Following a stellar set at Riot Fest & Rodeo in Denver earlier this month, Grammy-nominated reggae musician Julian Marley and his band will perform Bob Marley and the Wailers’ landmark 1977 album, Exodus, in its entirety in Chicago on Friday, September 16. We are honored to count these two performances of one of the most celebrated records of all time as one of our album sets at the festival this year.
Whether you’re a longtime fan, a new listener, or you just want to impress your friends with your music knowledge, here are a few facts you should know about the backstory and impact of Exodus:
- Exodus was written over a period of unrest and violence in Jamaica during the country’s 1976 elections. The conflicts informed the album’s lyrical content, particularly its title track that played on Prime Minister Michael Manley’s campaign slogan, “We know where we’re going,” and urged listeners to take a look at their lives and come together in a “Movement of Jah People.”

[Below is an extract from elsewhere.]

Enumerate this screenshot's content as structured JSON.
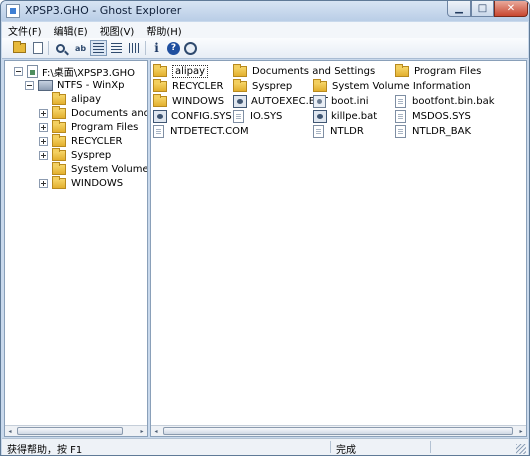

- Written after the original three members of The Wailers—Marley, Peter Tosh, and Bunny Wailer—went their separate ways in 1974, Exodus features a new lineup of musicians: Carlton Barrett on drums, his brother Aston “Family Man” Barrett on bass, guitarists Al Anderson and Junior Marvin, keyboardists Tyrone Downie and Earl Lindo, and percussionist Alvin “Seeco” Patterson. The trio of singers, Rita Marley, Judy Mowatt, and Marcia Griffiths, a.k.a. the “I Threes” provided the backing vocals.
- On December 3, 1976, armed men attacked Marley’s Kingston, Jamaica home, in an assassination attempt in which Marley was shot in the arm. Rita Marley was injured as well. This incident added a more literal tone to the concept of “exodus” when the Marleys and their band fled to safety in London. In her memoir, The Book of Exodus, journalist Vivien Goldman (who stayed with the Marleys in the days before the attack) wrote, “Among those who’ve reasoned about Bob’s Exodus, it’s usually held that the album is wholly a product of the traumatic event that was about to take place. But in reality, Bob already sensed that he was living in a time where imminent horror coloured everyday beauty.”

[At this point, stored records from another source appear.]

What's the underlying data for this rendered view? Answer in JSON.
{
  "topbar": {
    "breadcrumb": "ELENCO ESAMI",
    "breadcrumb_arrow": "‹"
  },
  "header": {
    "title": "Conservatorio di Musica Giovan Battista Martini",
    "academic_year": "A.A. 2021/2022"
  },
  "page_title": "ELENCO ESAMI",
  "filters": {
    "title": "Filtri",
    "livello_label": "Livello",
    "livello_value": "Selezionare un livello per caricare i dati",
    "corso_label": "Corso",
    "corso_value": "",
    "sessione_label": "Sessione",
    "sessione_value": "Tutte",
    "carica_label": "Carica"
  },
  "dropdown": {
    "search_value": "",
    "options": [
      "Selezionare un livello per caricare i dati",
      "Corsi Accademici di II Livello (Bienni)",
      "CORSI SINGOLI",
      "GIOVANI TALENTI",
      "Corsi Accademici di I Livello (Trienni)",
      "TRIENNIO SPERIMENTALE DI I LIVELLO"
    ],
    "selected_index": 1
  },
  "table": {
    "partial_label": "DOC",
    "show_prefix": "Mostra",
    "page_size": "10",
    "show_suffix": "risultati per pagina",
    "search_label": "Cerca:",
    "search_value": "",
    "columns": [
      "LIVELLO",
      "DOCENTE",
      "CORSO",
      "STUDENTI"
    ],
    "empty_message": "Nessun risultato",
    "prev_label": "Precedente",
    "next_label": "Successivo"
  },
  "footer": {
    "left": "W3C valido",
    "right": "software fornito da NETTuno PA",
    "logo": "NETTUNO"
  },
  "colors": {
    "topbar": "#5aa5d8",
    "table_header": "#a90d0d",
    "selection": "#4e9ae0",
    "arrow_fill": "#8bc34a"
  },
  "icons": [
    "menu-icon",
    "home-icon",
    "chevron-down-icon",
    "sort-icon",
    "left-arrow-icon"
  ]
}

- Safe in London, Bob Marley and the Wailers set to work recording Exodus at Island Studios, with sessions extending from January-April, 1977.
- Musically speaking, Exodus was a departure from Marley’s previous albums, stepping away from traditional reggae to a fusion that included elements more common to blues, R&B, and rock music.

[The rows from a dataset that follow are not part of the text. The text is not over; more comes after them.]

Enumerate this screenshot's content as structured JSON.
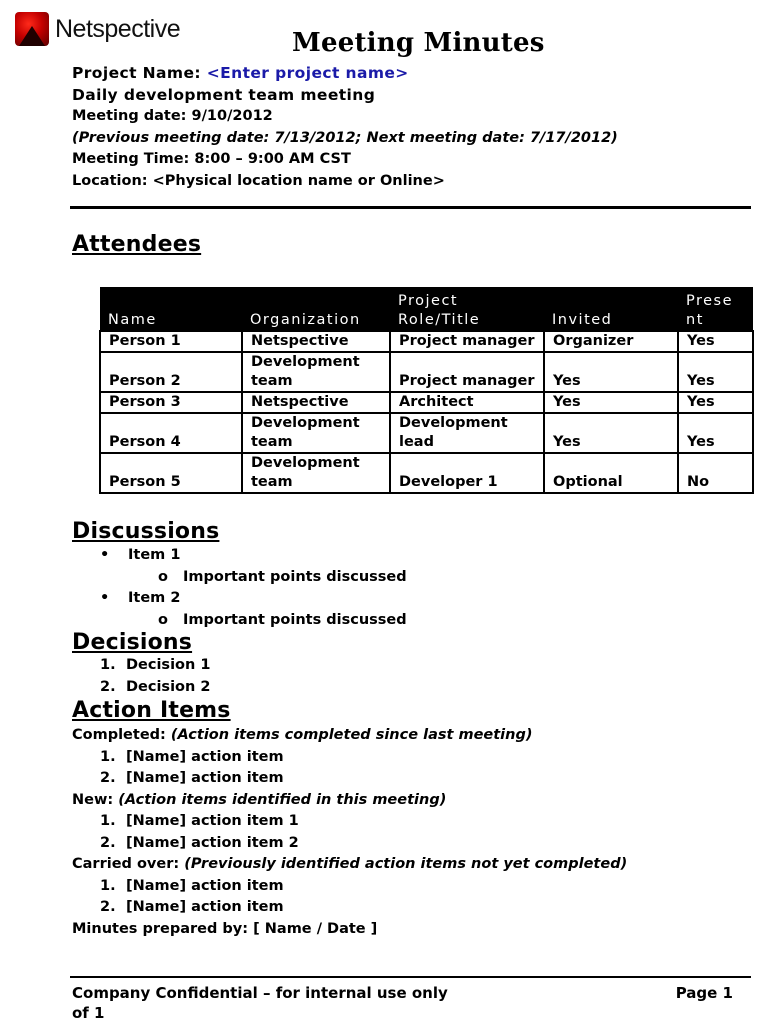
{
  "brand": {
    "name": "Netspective",
    "logo_icon": "netspective-logo-icon",
    "logo_color": "#c40000"
  },
  "document": {
    "title": "Meeting Minutes",
    "project_label": "Project Name: ",
    "project_value": "<Enter project name>",
    "project_value_color": "#1a1aa8",
    "meeting_name": "Daily development team meeting",
    "meeting_date": "Meeting date: 9/10/2012",
    "prev_next": "(Previous meeting date: 7/13/2012; Next meeting date: 7/17/2012)",
    "meeting_time": "Meeting Time: 8:00 – 9:00 AM CST",
    "location": "Location: <Physical location name or Online>"
  },
  "attendees": {
    "heading": "Attendees",
    "columns": [
      "Name",
      "Organization",
      "Project Role/Title",
      "Invited",
      "Present"
    ],
    "columns_display": [
      "Name",
      "Organization",
      "Project\nRole/Title",
      "Invited",
      "Prese\nnt"
    ],
    "rows": [
      {
        "name": "Person 1",
        "org": "Netspective",
        "role": "Project manager",
        "invited": "Organizer",
        "present": "Yes"
      },
      {
        "name": "Person 2",
        "org": "Development team",
        "role": "Project manager",
        "invited": "Yes",
        "present": "Yes"
      },
      {
        "name": "Person 3",
        "org": "Netspective",
        "role": "Architect",
        "invited": "Yes",
        "present": "Yes"
      },
      {
        "name": "Person 4",
        "org": "Development team",
        "role": "Development lead",
        "invited": "Yes",
        "present": "Yes"
      },
      {
        "name": "Person 5",
        "org": "Development team",
        "role": "Developer 1",
        "invited": "Optional",
        "present": "No"
      }
    ]
  },
  "discussions": {
    "heading": "Discussions",
    "items": [
      {
        "label": "Item 1",
        "sub": "Important points discussed"
      },
      {
        "label": "Item 2",
        "sub": "Important points discussed"
      }
    ]
  },
  "decisions": {
    "heading": "Decisions",
    "items": [
      "Decision 1",
      "Decision 2"
    ]
  },
  "action_items": {
    "heading": "Action Items",
    "groups": [
      {
        "label": "Completed:",
        "note": "(Action items completed since last meeting)",
        "items": [
          "[Name] action item",
          "[Name] action item"
        ]
      },
      {
        "label": "New:",
        "note": "(Action items identified in this meeting)",
        "items": [
          "[Name] action item 1",
          "[Name] action item 2"
        ]
      },
      {
        "label": "Carried over:",
        "note": "(Previously identified action items not yet completed)",
        "items": [
          "[Name] action item",
          "[Name] action item"
        ]
      }
    ],
    "prepared_by": "Minutes prepared by: [ Name / Date ]"
  },
  "footer": {
    "confidential": "Company Confidential – for internal use only",
    "page": "Page 1",
    "of": "of 1"
  }
}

- In an 1977 album review in Rolling Stone, esteemed journalist Greil Marcus praised the musicianship on Exodus, but panned it for most everything else, questioning if Marley had been pressured to create an album that could breakthrough to mainstream American and British audiences before concluding, “The precise intelligence one hears in every note of music cannot make up for its lack of drama, and that lack is Marley’s.”
- Despite Marcus’ mixed enthusiasm–and seeming to answer his questions about its crossover potential (though hardly the motivations for writing it!), the album was well-received upon its release, reaching #20 on Billboard’s Top 200 and #8 on the British charts.
- Aside from the the Legend anthology, released in 1984, Exodus is the highest-selling album of Bob Marley’s catalog. The original pressing of Legend includes five album tracks from Exodus, making it the most highly represented album of the collection.
- The songs on Exodus have appeared in dozens of movies and television shows over the years, including a memorable rendition of “Jammin” sung by Police Chief Wiggum in the 1997 episode of The Simpsons, “The Caine Mutiny.”
- In their December, 31, 1999 issue, TIME magazine named Exodus the “Album of the Century.” Around the same time, Exodus’ final track, “One Love,” with its call for unity and peace, was honored as the “Song of the Millennium” by the BBC.
- Despite the nature of its earlier review, in the 2003 Rolling Stone ranked Exodus #196 on its “500 Albums of All Time.”
- Rankings and critical accolades aside, the reason Exodus remains so beloved across the globe nearly four decades after it was first released is its ability to impact its listeners on a personal level, whether through its themes of love, peace, compassion, and redemption, or simply for the beat.